_Exercise inputs_
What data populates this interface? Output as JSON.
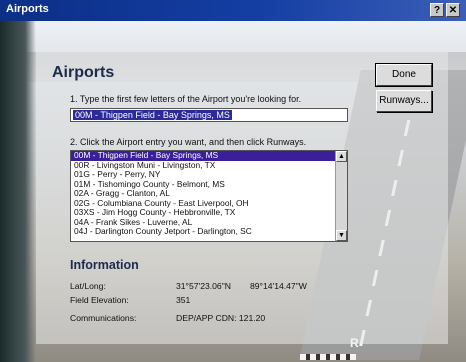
{
  "window": {
    "title": "Airports",
    "help_label": "?",
    "close_label": "✕"
  },
  "dialog": {
    "heading": "Airports",
    "done_label": "Done",
    "runways_label": "Runways...",
    "step1_label": "1.  Type the first few letters of the Airport you're looking for.",
    "search_value": "00M - Thigpen Field - Bay Springs, MS",
    "step2_label": "2.  Click the Airport entry you want, and then click Runways.",
    "airports": [
      "00M - Thigpen Field - Bay Springs, MS",
      "00R - Livingston Muni - Livingston, TX",
      "01G - Perry - Perry, NY",
      "01M - Tishomingo County - Belmont, MS",
      "02A - Gragg - Clanton, AL",
      "02G - Columbiana County - East Liverpool, OH",
      "03XS - Jim Hogg County - Hebbronville, TX",
      "04A - Frank Sikes - Luverne, AL",
      "04J - Darlington County Jetport - Darlington, SC"
    ],
    "selected_index": 0,
    "info": {
      "heading": "Information",
      "latlong_label": "Lat/Long:",
      "lat_value": "31°57'23.06\"N",
      "long_value": "89°14'14.47\"W",
      "elevation_label": "Field Elevation:",
      "elevation_value": "351",
      "comms_label": "Communications:",
      "comms_value": "DEP/APP CDN: 121.20"
    }
  },
  "scene": {
    "runway_letter": "R"
  },
  "colors": {
    "titlebar": "#0c2f86",
    "selection": "#3a1e9a",
    "heading": "#1c2b4d"
  }
}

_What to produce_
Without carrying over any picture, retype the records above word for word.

_Final answer_
What data populates this interface? Output as JSON.
{
  "window": {
    "title": "Airports",
    "help_label": "?",
    "close_label": "✕"
  },
  "dialog": {
    "heading": "Airports",
    "done_label": "Done",
    "runways_label": "Runways...",
    "step1_label": "1.  Type the first few letters of the Airport you're looking for.",
    "search_value": "00M - Thigpen Field - Bay Springs, MS",
    "step2_label": "2.  Click the Airport entry you want, and then click Runways.",
    "airports": [
      "00M - Thigpen Field - Bay Springs, MS",
      "00R - Livingston Muni - Livingston, TX",
      "01G - Perry - Perry, NY",
      "01M - Tishomingo County - Belmont, MS",
      "02A - Gragg - Clanton, AL",
      "02G - Columbiana County - East Liverpool, OH",
      "03XS - Jim Hogg County - Hebbronville, TX",
      "04A - Frank Sikes - Luverne, AL",
      "04J - Darlington County Jetport - Darlington, SC"
    ],
    "selected_index": 0,
    "info": {
      "heading": "Information",
      "latlong_label": "Lat/Long:",
      "lat_value": "31°57'23.06\"N",
      "long_value": "89°14'14.47\"W",
      "elevation_label": "Field Elevation:",
      "elevation_value": "351",
      "comms_label": "Communications:",
      "comms_value": "DEP/APP CDN: 121.20"
    }
  },
  "scene": {
    "runway_letter": "R"
  },
  "colors": {
    "titlebar": "#0c2f86",
    "selection": "#3a1e9a",
    "heading": "#1c2b4d"
  }
}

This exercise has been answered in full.